§ Task goal:
Print the listing below exactly, images excluded.

§ Available records:

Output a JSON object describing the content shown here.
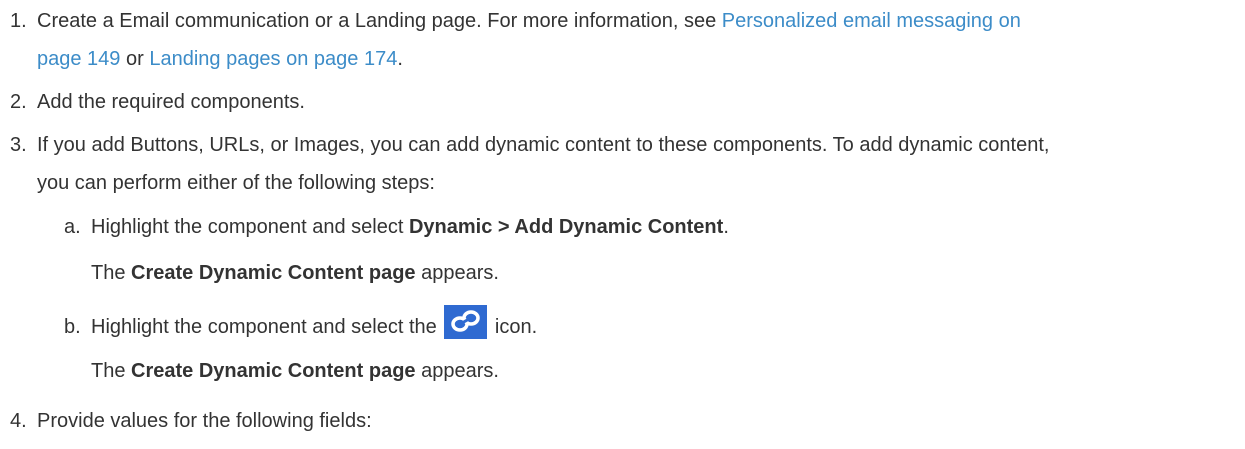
{
  "steps": {
    "s1": {
      "num": "1.",
      "text": "Create a Email communication or a Landing page. For more information, see ",
      "link1": "Personalized email messaging on",
      "link1_cont": "page 149",
      "or": " or ",
      "link2": "Landing pages on page 174",
      "end": "."
    },
    "s2": {
      "num": "2.",
      "text": "Add the required components."
    },
    "s3": {
      "num": "3.",
      "line1": "If you add Buttons, URLs, or Images, you can add dynamic content to these components. To add dynamic content,",
      "line2": "you can perform either of the following steps:",
      "a": {
        "num": "a.",
        "text": "Highlight the component and select ",
        "bold": "Dynamic > Add Dynamic Content",
        "end": ".",
        "note_pre": "The ",
        "note_bold": "Create Dynamic Content page",
        "note_post": " appears."
      },
      "b": {
        "num": "b.",
        "text": "Highlight the component and select the ",
        "icon": "dynamic-content-link-icon",
        "end": " icon.",
        "note_pre": "The ",
        "note_bold": "Create Dynamic Content page",
        "note_post": " appears."
      }
    },
    "s4": {
      "num": "4.",
      "text": "Provide values for the following fields:"
    }
  },
  "colors": {
    "text": "#333333",
    "link": "#3c8cc8",
    "icon_bg": "#2f6ad1"
  }
}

§ Solution to the problem:
Output a JSON object describing the content shown here.
{
  "steps": {
    "s1": {
      "num": "1.",
      "text": "Create a Email communication or a Landing page. For more information, see ",
      "link1": "Personalized email messaging on",
      "link1_cont": "page 149",
      "or": " or ",
      "link2": "Landing pages on page 174",
      "end": "."
    },
    "s2": {
      "num": "2.",
      "text": "Add the required components."
    },
    "s3": {
      "num": "3.",
      "line1": "If you add Buttons, URLs, or Images, you can add dynamic content to these components. To add dynamic content,",
      "line2": "you can perform either of the following steps:",
      "a": {
        "num": "a.",
        "text": "Highlight the component and select ",
        "bold": "Dynamic > Add Dynamic Content",
        "end": ".",
        "note_pre": "The ",
        "note_bold": "Create Dynamic Content page",
        "note_post": " appears."
      },
      "b": {
        "num": "b.",
        "text": "Highlight the component and select the ",
        "icon": "dynamic-content-link-icon",
        "end": " icon.",
        "note_pre": "The ",
        "note_bold": "Create Dynamic Content page",
        "note_post": " appears."
      }
    },
    "s4": {
      "num": "4.",
      "text": "Provide values for the following fields:"
    }
  },
  "colors": {
    "text": "#333333",
    "link": "#3c8cc8",
    "icon_bg": "#2f6ad1"
  }
}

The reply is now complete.